VATICAN CITY (Reuters) - Pope Francis married 20 couples on Sunday, some of whom had already lived together and had children, in the latest sign that the Argentine pontiff wants the Catholic church to be more open and inclusive.
In the first wedding he has performed in his 18-month-old papacy, Francis took each couple through their vows in turn -- including Gabriella and Guido, who already had children and thought such a marriage would be impossible, official broadcasting service Radio Vaticana said.
"The people getting married on Sunday are couples like many others," the diocese of Rome said in a statement. "Some already live together, some already have children."
The ceremony was the first of its kind in the Vatican since Pope John Paul II presided over a wedding in 2000, when he was the leader of the world's 1.3 billion Catholics.

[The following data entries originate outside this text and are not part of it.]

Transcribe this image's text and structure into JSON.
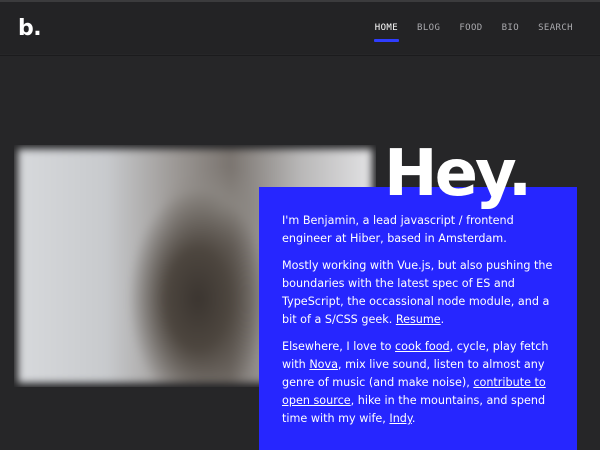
{
  "header": {
    "logo": "b.",
    "nav": [
      {
        "label": "HOME",
        "active": true
      },
      {
        "label": "BLOG",
        "active": false
      },
      {
        "label": "FOOD",
        "active": false
      },
      {
        "label": "BIO",
        "active": false
      },
      {
        "label": "SEARCH",
        "active": false
      }
    ]
  },
  "hero": {
    "heading": "Hey.",
    "intro": "I'm Benjamin, a lead javascript / frontend engineer at Hiber, based in Amsterdam.",
    "p2_text": "Mostly working with Vue.js, but also pushing the boundaries with the latest spec of ES and TypeScript, the occassional node module, and a bit of a S/CSS geek.",
    "resume_link": "Resume",
    "p3_a": "Elsewhere, I love to",
    "cook_link": "cook food",
    "p3_b": ", cycle, play fetch with",
    "nova_link": "Nova",
    "p3_c": ", mix live sound, listen to almost any genre of music (and make noise),",
    "oss_link": "contribute to open source",
    "p3_d": ", hike in the mountains, and spend time with my wife,",
    "indy_link": "Indy",
    "p3_e": "."
  },
  "colors": {
    "accent": "#2626ff",
    "background": "#262628"
  }
}
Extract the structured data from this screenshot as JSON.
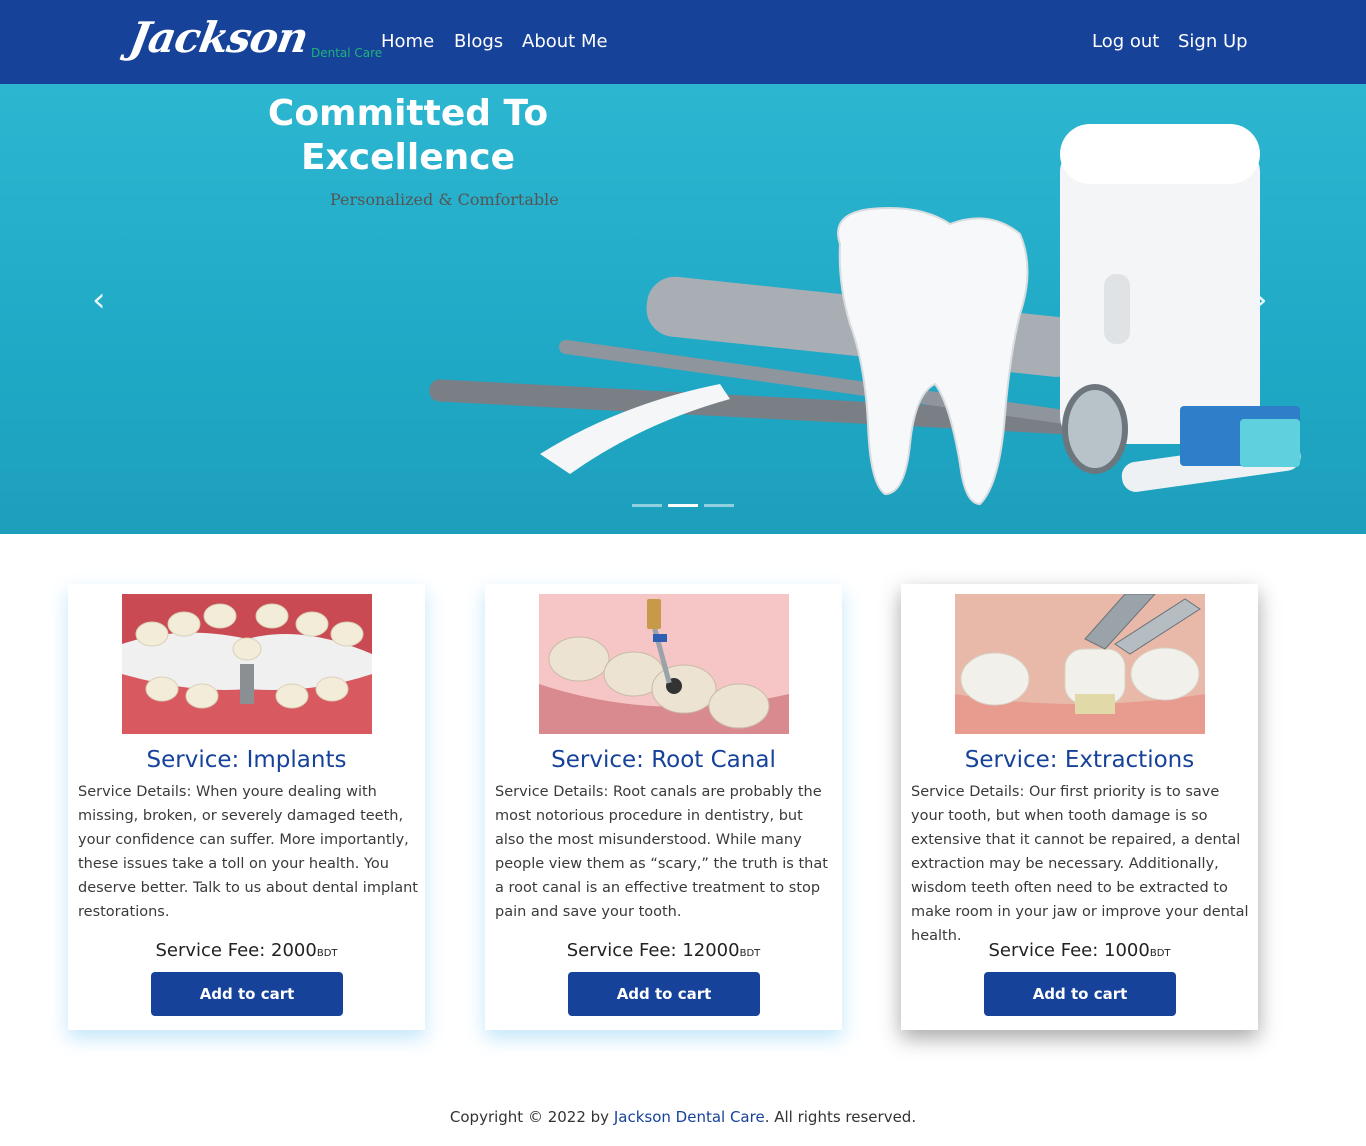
{
  "colors": {
    "primary": "#16429a",
    "brand_accent": "#1fb37a",
    "hero_bg": "#1fa9c6"
  },
  "nav": {
    "brand_script": "Jackson",
    "brand_sub": "Dental Care",
    "links": [
      "Home",
      "Blogs",
      "About Me"
    ],
    "logout": "Log out",
    "signup": "Sign Up"
  },
  "hero": {
    "title": "Committed To Excellence",
    "subtitle": "Personalized & Comfortable",
    "prev_icon": "chevron-left-icon",
    "next_icon": "chevron-right-icon",
    "slides": 3,
    "active_slide": 2
  },
  "services": [
    {
      "title": "Service: Implants",
      "details": "Service Details: When youre dealing with missing, broken, or severely damaged teeth, your confidence can suffer. More importantly, these issues take a toll on your health. You deserve better. Talk to us about dental implant restorations.",
      "fee_label": "Service Fee: ",
      "fee": "2000",
      "unit": "BDT",
      "button": "Add to cart"
    },
    {
      "title": "Service: Root Canal",
      "details": "Service Details: Root canals are probably the most notorious procedure in dentistry, but also the most misunderstood. While many people view them as “scary,” the truth is that a root canal is an effective treatment to stop pain and save your tooth.",
      "fee_label": "Service Fee: ",
      "fee": "12000",
      "unit": "BDT",
      "button": "Add to cart"
    },
    {
      "title": "Service: Extractions",
      "details": "Service Details: Our first priority is to save your tooth, but when tooth damage is so extensive that it cannot be repaired, a dental extraction may be necessary. Additionally, wisdom teeth often need to be extracted to make room in your jaw or improve your dental health.",
      "fee_label": "Service Fee: ",
      "fee": "1000",
      "unit": "BDT",
      "button": "Add to cart"
    }
  ],
  "footer": {
    "prefix": "Copyright © 2022 by ",
    "brand": "Jackson Dental Care",
    "suffix": ". All rights reserved."
  }
}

Francis, who is the first non-European pope in 1,300 years, has expressed tolerance regarding other topics that are traditionally taboo in the Church, asking "who am I to judge?" a gay person "who seeks God and has good will".
His approach contrasts with that of his predecessor, the German Pope Benedict, who said that threats to the traditional family undermined the future of humanity itself.
Bishops from all over the world are due to come to the Vatican in October for a major meeting on the family, which the Jesuit pope referred to in the homily to Sunday's Mass as the "bricks" on which society is built.
The bishops are expected to discuss issues such as marriage, divorce and contraception at the synod, from Oct. 5-19.
The pope has said the Church must end its obsession with teachings on abortion, contraception and homosexuality, and become more merciful, or risk collapsing "like a house of cards".
Reporting by Isla Binnie; Editing by Ruth Pitchford